### TASK BRIEF:
Excluding pictures, retype the line with "Give me the" and each line that follows it to the end of the data below, word for word.

### TASK INPUT:
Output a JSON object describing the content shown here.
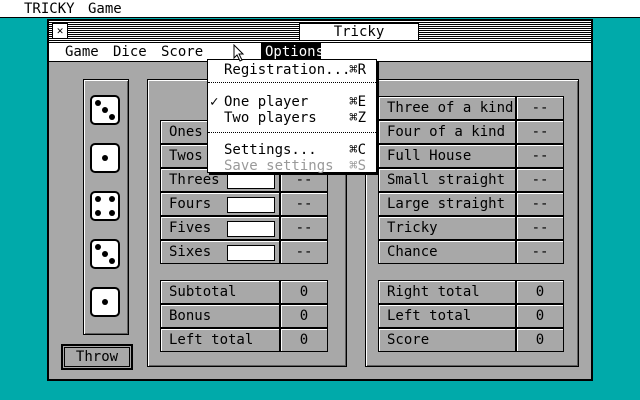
{
  "desktop_menu": [
    "TRICKY",
    "Game"
  ],
  "window": {
    "title": "Tricky"
  },
  "app_menu": [
    "Game",
    "Dice",
    "Score",
    "Options"
  ],
  "options_menu": {
    "registration": {
      "label": "Registration...",
      "key": "⌘R"
    },
    "one_player": {
      "label": "One player",
      "key": "⌘E",
      "checked": "✓"
    },
    "two_players": {
      "label": "Two players",
      "key": "⌘Z"
    },
    "settings": {
      "label": "Settings...",
      "key": "⌘C"
    },
    "save_settings": {
      "label": "Save settings",
      "key": "⌘S"
    }
  },
  "dice": [
    3,
    1,
    4,
    3,
    1
  ],
  "left_upper": [
    {
      "label": "Ones",
      "value": "--"
    },
    {
      "label": "Twos",
      "value": "--"
    },
    {
      "label": "Threes",
      "value": "--"
    },
    {
      "label": "Fours",
      "value": "--"
    },
    {
      "label": "Fives",
      "value": "--"
    },
    {
      "label": "Sixes",
      "value": "--"
    }
  ],
  "left_totals": [
    {
      "label": "Subtotal",
      "value": "0"
    },
    {
      "label": "Bonus",
      "value": "0"
    },
    {
      "label": "Left total",
      "value": "0"
    }
  ],
  "right_upper": [
    {
      "label": "Three of a kind",
      "value": "--"
    },
    {
      "label": "Four of a kind",
      "value": "--"
    },
    {
      "label": "Full House",
      "value": "--"
    },
    {
      "label": "Small straight",
      "value": "--"
    },
    {
      "label": "Large straight",
      "value": "--"
    },
    {
      "label": "Tricky",
      "value": "--"
    },
    {
      "label": "Chance",
      "value": "--"
    }
  ],
  "right_totals": [
    {
      "label": "Right total",
      "value": "0"
    },
    {
      "label": "Left total",
      "value": "0"
    },
    {
      "label": "Score",
      "value": "0"
    }
  ],
  "throw_button": "Throw"
}
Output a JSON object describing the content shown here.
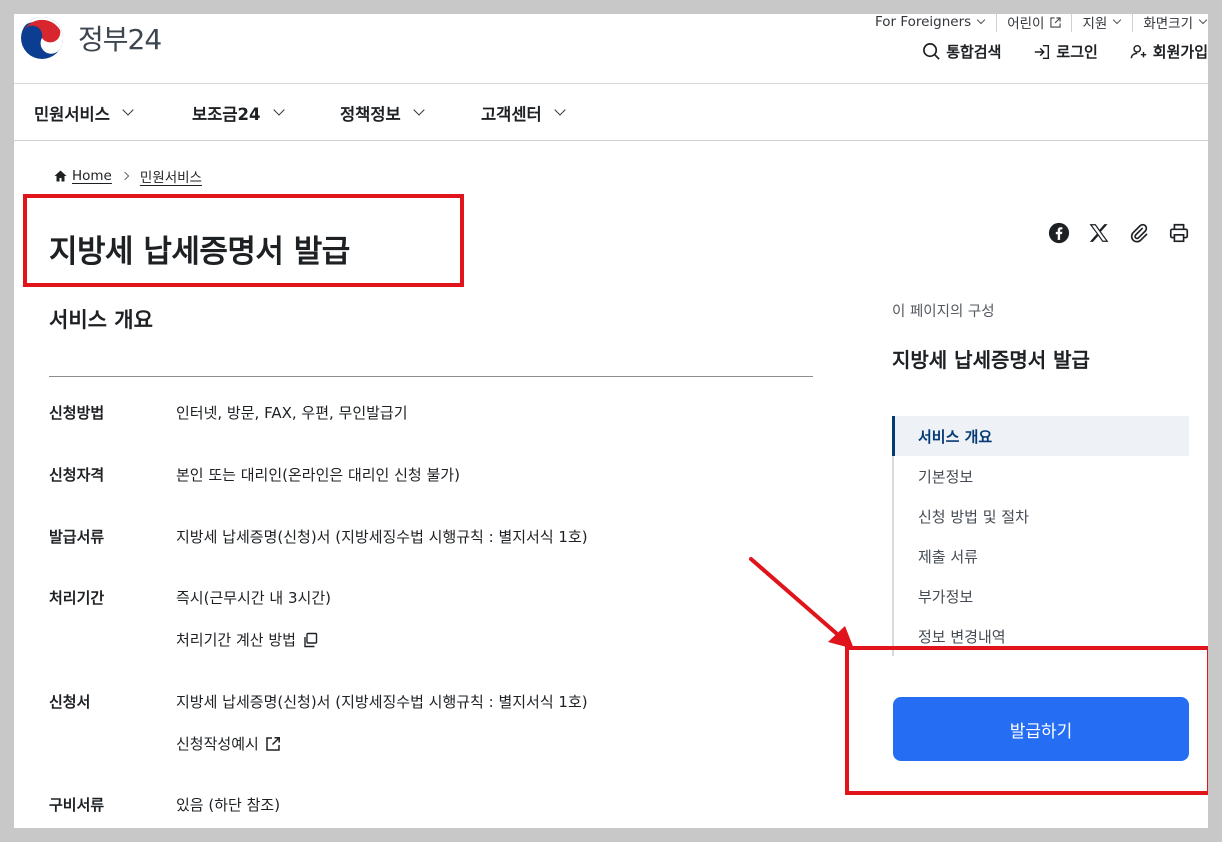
{
  "header": {
    "logo_text": "정부24",
    "util_links": [
      {
        "label": "For Foreigners",
        "type": "dropdown"
      },
      {
        "label": "어린이",
        "type": "external"
      },
      {
        "label": "지원",
        "type": "dropdown"
      },
      {
        "label": "화면크기",
        "type": "dropdown"
      }
    ],
    "member_links": [
      {
        "label": "통합검색",
        "icon": "search-icon"
      },
      {
        "label": "로그인",
        "icon": "login-icon"
      },
      {
        "label": "회원가입",
        "icon": "user-plus-icon"
      }
    ]
  },
  "gnb": {
    "items": [
      {
        "label": "민원서비스"
      },
      {
        "label": "보조금24"
      },
      {
        "label": "정책정보"
      },
      {
        "label": "고객센터"
      }
    ]
  },
  "breadcrumb": {
    "home": "Home",
    "current": "민원서비스"
  },
  "page": {
    "title": "지방세 납세증명서 발급",
    "share_icons": [
      "facebook-icon",
      "x-icon",
      "link-icon",
      "print-icon"
    ]
  },
  "overview": {
    "title": "서비스 개요",
    "rows": [
      {
        "label": "신청방법",
        "value": "인터넷, 방문, FAX, 우편, 무인발급기"
      },
      {
        "label": "신청자격",
        "value": "본인 또는 대리인(온라인은 대리인 신청 불가)"
      },
      {
        "label": "발급서류",
        "value": "지방세 납세증명(신청)서 (지방세징수법 시행규칙 : 별지서식 1호)"
      },
      {
        "label": "처리기간",
        "value": "즉시(근무시간 내 3시간)",
        "sub": "처리기간 계산 방법"
      },
      {
        "label": "신청서",
        "value": "지방세 납세증명(신청)서 (지방세징수법 시행규칙 : 별지서식 1호)",
        "sub": "신청작성예시"
      },
      {
        "label": "구비서류",
        "value": "있음 (하단 참조)"
      }
    ]
  },
  "aside": {
    "caption": "이 페이지의 구성",
    "title": "지방세 납세증명서 발급",
    "toc": [
      {
        "label": "서비스 개요",
        "active": true
      },
      {
        "label": "기본정보"
      },
      {
        "label": "신청 방법 및 절차"
      },
      {
        "label": "제출 서류"
      },
      {
        "label": "부가정보"
      },
      {
        "label": "정보 변경내역"
      }
    ],
    "issue_button": "발급하기"
  },
  "colors": {
    "primary": "#256ef4",
    "active_text": "#063a74",
    "highlight": "#e0141b"
  }
}
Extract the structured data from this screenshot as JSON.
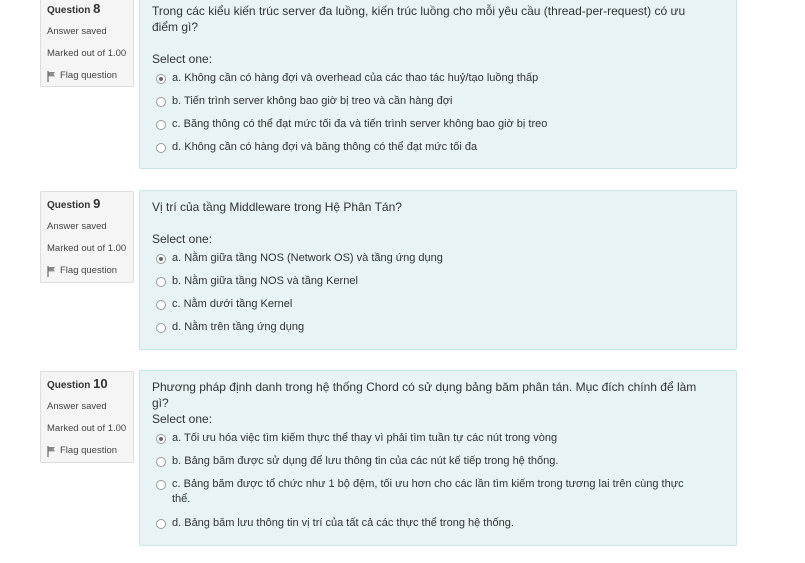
{
  "questions": [
    {
      "label": "Question",
      "number": "8",
      "state": "Answer saved",
      "marks": "Marked out of 1.00",
      "flag": "Flag question",
      "text": "Trong các kiểu kiến trúc server đa luồng, kiến trúc luồng cho mỗi yêu cầu (thread-per-request) có ưu điểm gì?",
      "prompt": "Select one:",
      "options": [
        {
          "text": "a. Không cần có hàng đợi và overhead của các thao tác huỷ/tạo luồng thấp",
          "checked": true
        },
        {
          "text": "b. Tiến trình server không bao giờ bị treo và cần hàng đợi",
          "checked": false
        },
        {
          "text": "c. Băng thông có thể đạt mức tối đa và tiến trình server không bao giờ bị treo",
          "checked": false
        },
        {
          "text": "d. Không cần có hàng đợi và băng thông có thể đạt mức tối đa",
          "checked": false
        }
      ]
    },
    {
      "label": "Question",
      "number": "9",
      "state": "Answer saved",
      "marks": "Marked out of 1.00",
      "flag": "Flag question",
      "text": "Vị trí của tầng Middleware trong Hệ Phân Tán?",
      "prompt": "Select one:",
      "options": [
        {
          "text": "a. Nằm giữa tầng NOS (Network OS) và tầng ứng dụng",
          "checked": true
        },
        {
          "text": "b. Nằm giữa tầng NOS và tầng Kernel",
          "checked": false
        },
        {
          "text": "c. Nằm dưới tầng Kernel",
          "checked": false
        },
        {
          "text": "d. Nằm trên tầng ứng dụng",
          "checked": false
        }
      ]
    },
    {
      "label": "Question",
      "number": "10",
      "state": "Answer saved",
      "marks": "Marked out of 1.00",
      "flag": "Flag question",
      "text": "Phương pháp định danh trong hệ thống Chord có sử dụng bảng băm phân tán. Mục đích chính để làm gì?",
      "prompt": "Select one:",
      "options": [
        {
          "text": "a. Tối ưu hóa việc tìm kiếm thực thể thay vì phải tìm tuần tự các nút trong vòng",
          "checked": true
        },
        {
          "text": "b. Bảng băm được sử dụng để lưu thông tin của các nút kế tiếp trong hệ thống.",
          "checked": false
        },
        {
          "text": "c. Bảng băm được tổ chức như 1 bộ đệm, tối ưu hơn cho các lần tìm kiếm trong tương lai trên cùng thực thể.",
          "checked": false
        },
        {
          "text": "d. Bảng băm lưu thông tin vị trí của tất cả các thực thể trong hệ thống.",
          "checked": false
        }
      ]
    }
  ]
}
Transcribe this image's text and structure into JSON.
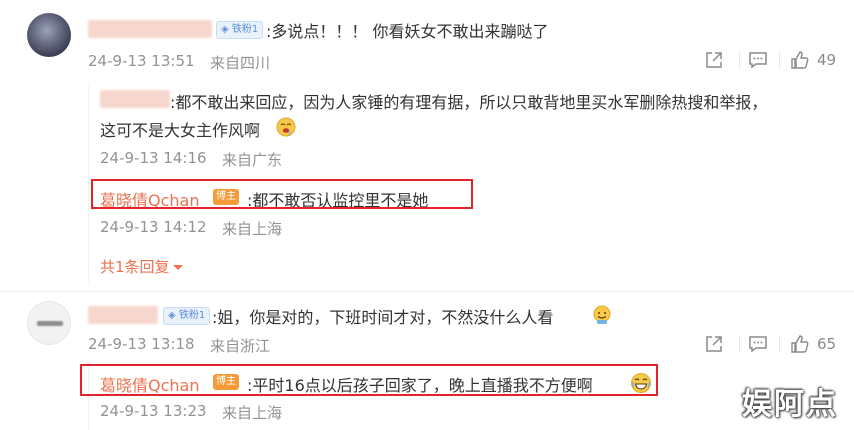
{
  "comments": [
    {
      "colon_text": ":多说点！！！ 你看妖女不敢出来蹦哒了",
      "fan_badge": "◈ 铁粉1",
      "time": "24-9-13 13:51",
      "location": "来自四川",
      "like_count": "49",
      "replies": [
        {
          "text_line1": ":都不敢出来回应，因为人家锤的有理有据，所以只敢背地里买水军删除热搜和举报，",
          "text_line2": "这可不是大女主作风啊",
          "time": "24-9-13 14:16",
          "location": "来自广东"
        },
        {
          "author": "葛晓倩Qchan",
          "host_badge": "博主",
          "text": ":都不敢否认监控里不是她",
          "time": "24-9-13 14:12",
          "location": "来自上海"
        }
      ],
      "more_replies": "共1条回复"
    },
    {
      "colon_text": ":姐，你是对的，下班时间才对，不然没什么人看",
      "fan_badge": "◈ 铁粉1",
      "time": "24-9-13 13:18",
      "location": "来自浙江",
      "like_count": "65",
      "replies": [
        {
          "author": "葛晓倩Qchan",
          "host_badge": "博主",
          "text": ":平时16点以后孩子回家了，晚上直播我不方便啊",
          "time": "24-9-13 13:23",
          "location": "来自上海"
        }
      ]
    }
  ],
  "watermark": "娱阿点",
  "colors": {
    "host_name": "#eb7350",
    "highlight_box": "#e0262b",
    "meta_text": "#939393"
  },
  "icons": [
    "share-icon",
    "comment-icon",
    "like-icon",
    "emoji-drool-icon",
    "emoji-smile-icon",
    "emoji-laugh-icon",
    "caret-down-icon"
  ]
}
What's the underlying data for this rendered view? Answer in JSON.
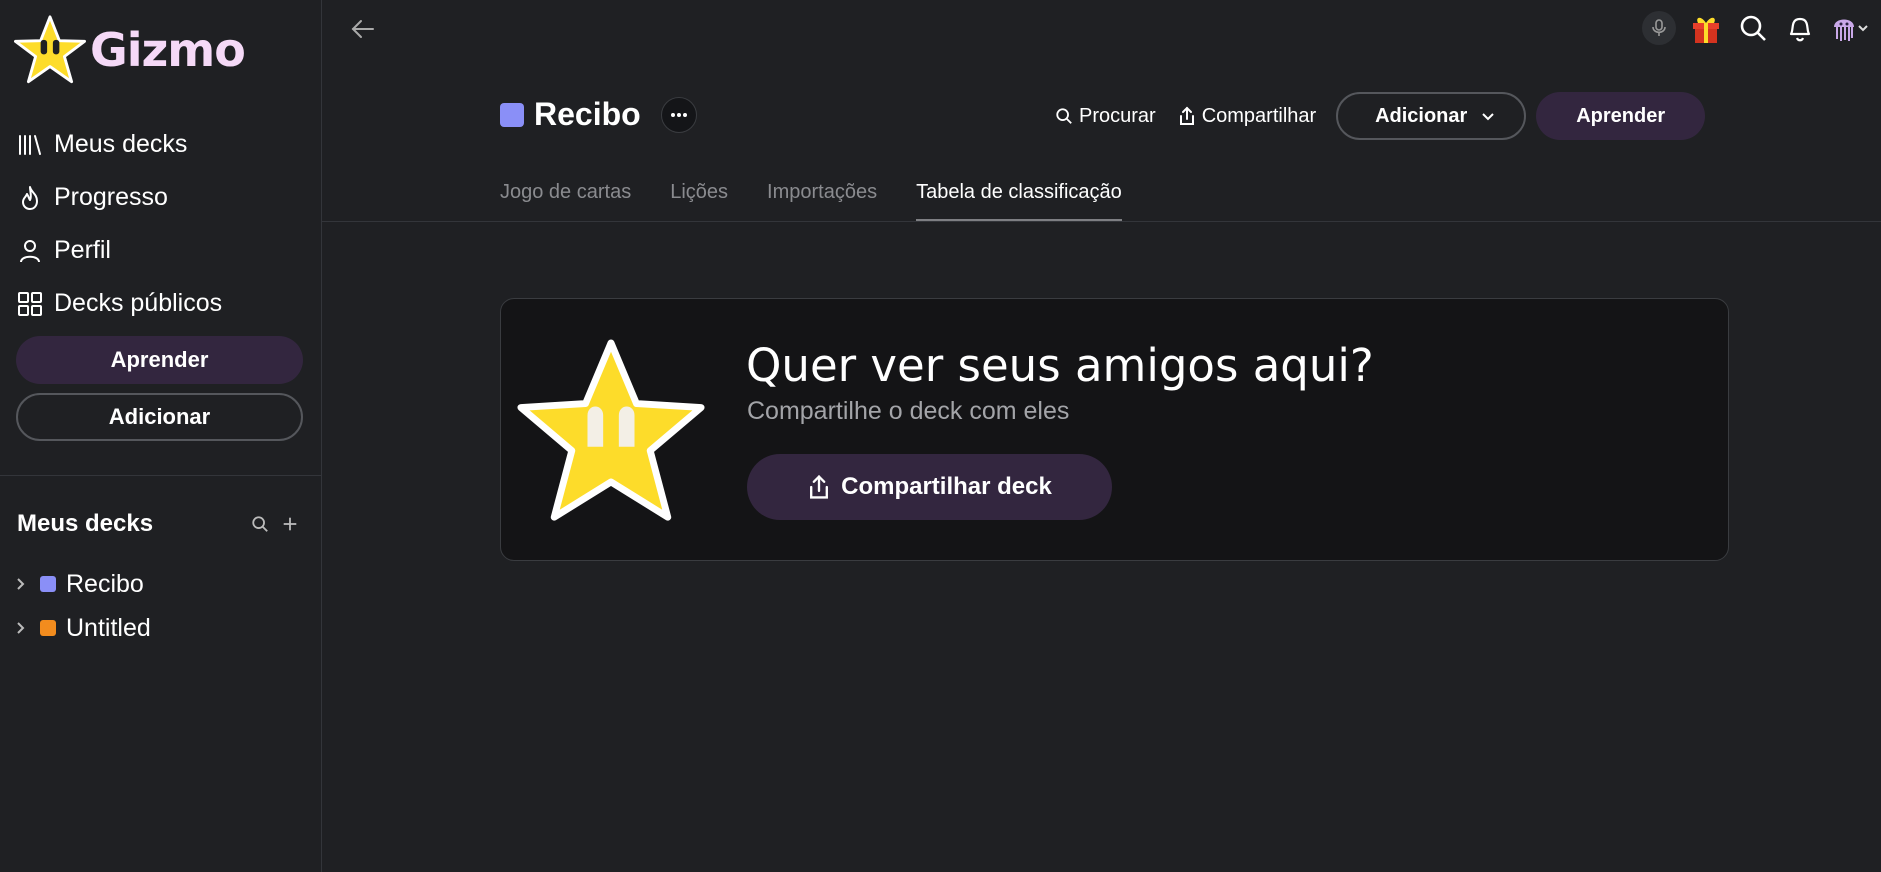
{
  "app": {
    "name": "Gizmo"
  },
  "sidebar": {
    "nav": [
      {
        "label": "Meus decks",
        "icon": "library-icon"
      },
      {
        "label": "Progresso",
        "icon": "flame-icon"
      },
      {
        "label": "Perfil",
        "icon": "user-icon"
      },
      {
        "label": "Decks públicos",
        "icon": "grid-icon"
      }
    ],
    "learn_label": "Aprender",
    "add_label": "Adicionar",
    "decks_title": "Meus decks",
    "decks": [
      {
        "name": "Recibo",
        "color": "#8a8ff7"
      },
      {
        "name": "Untitled",
        "color": "#f28c1e"
      }
    ]
  },
  "deck": {
    "title": "Recibo",
    "color": "#8a8ff7",
    "search_label": "Procurar",
    "share_label": "Compartilhar",
    "add_label": "Adicionar",
    "learn_label": "Aprender"
  },
  "tabs": [
    {
      "label": "Jogo de cartas",
      "active": false
    },
    {
      "label": "Lições",
      "active": false
    },
    {
      "label": "Importações",
      "active": false
    },
    {
      "label": "Tabela de classificação",
      "active": true
    }
  ],
  "leaderboard_empty": {
    "title": "Quer ver seus amigos aqui?",
    "subtitle": "Compartilhe o deck com eles",
    "button_label": "Compartilhar deck"
  },
  "colors": {
    "accent": "#33263f",
    "logo_text": "#f5d9f7",
    "star": "#fddc2a"
  }
}
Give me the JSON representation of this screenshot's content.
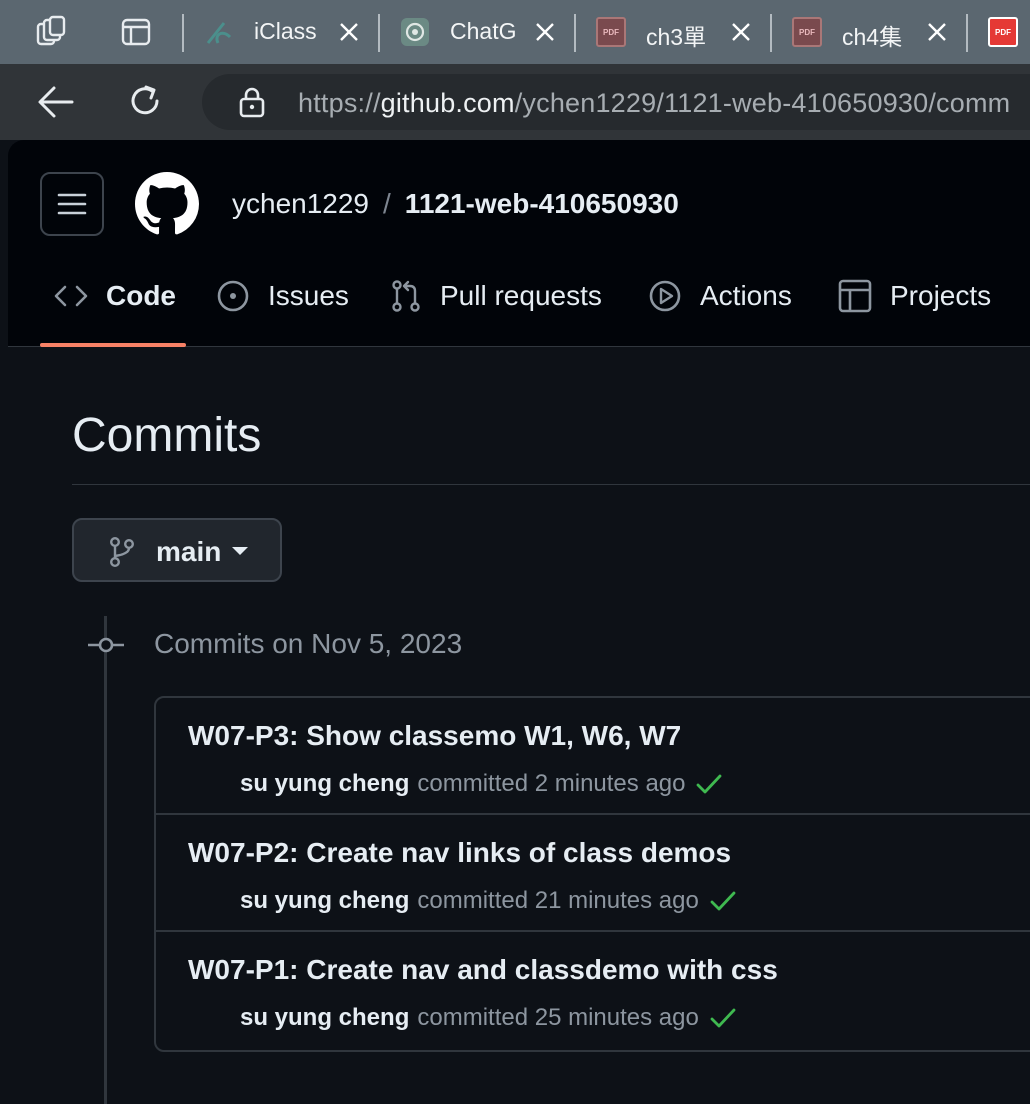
{
  "browser": {
    "tabs": [
      {
        "title": "iClass"
      },
      {
        "title": "ChatG"
      },
      {
        "title": "ch3單"
      },
      {
        "title": "ch4集"
      }
    ],
    "url": {
      "scheme": "https://",
      "host": "github.com",
      "path": "/ychen1229/1121-web-410650930/comm"
    }
  },
  "repo": {
    "owner": "ychen1229",
    "separator": "/",
    "name": "1121-web-410650930"
  },
  "nav": {
    "tabs": [
      {
        "label": "Code"
      },
      {
        "label": "Issues"
      },
      {
        "label": "Pull requests"
      },
      {
        "label": "Actions"
      },
      {
        "label": "Projects"
      }
    ]
  },
  "page": {
    "title": "Commits",
    "branch": "main",
    "day_header": "Commits on Nov 5, 2023"
  },
  "commits": [
    {
      "message": "W07-P3: Show classemo W1, W6, W7",
      "author": "su yung cheng",
      "time": "committed 2 minutes ago"
    },
    {
      "message": "W07-P2: Create nav links of class demos",
      "author": "su yung cheng",
      "time": "committed 21 minutes ago"
    },
    {
      "message": "W07-P1: Create nav and classdemo with css",
      "author": "su yung cheng",
      "time": "committed 25 minutes ago"
    }
  ],
  "colors": {
    "accent_underline": "#f78166",
    "check": "#3fb950",
    "bg": "#0d1117"
  }
}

### SOLUTION:
Give me the JSON representation of this screenshot's content.
{
  "browser": {
    "tabs": [
      {
        "title": "iClass"
      },
      {
        "title": "ChatG"
      },
      {
        "title": "ch3單"
      },
      {
        "title": "ch4集"
      }
    ],
    "url": {
      "scheme": "https://",
      "host": "github.com",
      "path": "/ychen1229/1121-web-410650930/comm"
    }
  },
  "repo": {
    "owner": "ychen1229",
    "separator": "/",
    "name": "1121-web-410650930"
  },
  "nav": {
    "tabs": [
      {
        "label": "Code"
      },
      {
        "label": "Issues"
      },
      {
        "label": "Pull requests"
      },
      {
        "label": "Actions"
      },
      {
        "label": "Projects"
      }
    ]
  },
  "page": {
    "title": "Commits",
    "branch": "main",
    "day_header": "Commits on Nov 5, 2023"
  },
  "commits": [
    {
      "message": "W07-P3: Show classemo W1, W6, W7",
      "author": "su yung cheng",
      "time": "committed 2 minutes ago"
    },
    {
      "message": "W07-P2: Create nav links of class demos",
      "author": "su yung cheng",
      "time": "committed 21 minutes ago"
    },
    {
      "message": "W07-P1: Create nav and classdemo with css",
      "author": "su yung cheng",
      "time": "committed 25 minutes ago"
    }
  ],
  "colors": {
    "accent_underline": "#f78166",
    "check": "#3fb950",
    "bg": "#0d1117"
  }
}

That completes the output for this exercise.